Items from an interface collection:
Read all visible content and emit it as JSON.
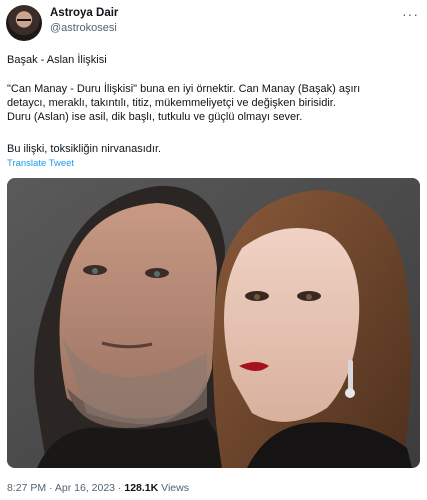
{
  "user": {
    "display_name": "Astroya Dair",
    "handle": "@astrokosesi"
  },
  "tweet": {
    "line1": "Başak - Aslan İlişkisi",
    "line2": "\"Can Manay - Duru İlişkisi\" buna en iyi örnektir. Can Manay (Başak) aşırı",
    "line3": "detaycı, meraklı, takıntılı, titiz, mükemmeliyetçi ve değişken birisidir.",
    "line4": "Duru (Aslan) ise asil, dik başlı, tutkulu ve güçlü olmayı sever.",
    "line5": "Bu ilişki, toksikliğin nirvanasıdır.",
    "translate_label": "Translate Tweet"
  },
  "meta": {
    "time": "8:27 PM",
    "sep1": " · ",
    "date": "Apr 16, 2023",
    "sep2": " · ",
    "views_count": "128.1K",
    "views_label": " Views"
  },
  "icons": {
    "more": "more-horizontal-icon"
  },
  "colors": {
    "link": "#1d9bf0",
    "muted": "#536471",
    "text": "#0f1419"
  }
}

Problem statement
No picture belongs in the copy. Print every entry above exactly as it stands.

Worked solution
Read all visible content and emit it as JSON.
{
  "user": {
    "display_name": "Astroya Dair",
    "handle": "@astrokosesi"
  },
  "tweet": {
    "line1": "Başak - Aslan İlişkisi",
    "line2": "\"Can Manay - Duru İlişkisi\" buna en iyi örnektir. Can Manay (Başak) aşırı",
    "line3": "detaycı, meraklı, takıntılı, titiz, mükemmeliyetçi ve değişken birisidir.",
    "line4": "Duru (Aslan) ise asil, dik başlı, tutkulu ve güçlü olmayı sever.",
    "line5": "Bu ilişki, toksikliğin nirvanasıdır.",
    "translate_label": "Translate Tweet"
  },
  "meta": {
    "time": "8:27 PM",
    "sep1": " · ",
    "date": "Apr 16, 2023",
    "sep2": " · ",
    "views_count": "128.1K",
    "views_label": " Views"
  },
  "icons": {
    "more": "more-horizontal-icon"
  },
  "colors": {
    "link": "#1d9bf0",
    "muted": "#536471",
    "text": "#0f1419"
  }
}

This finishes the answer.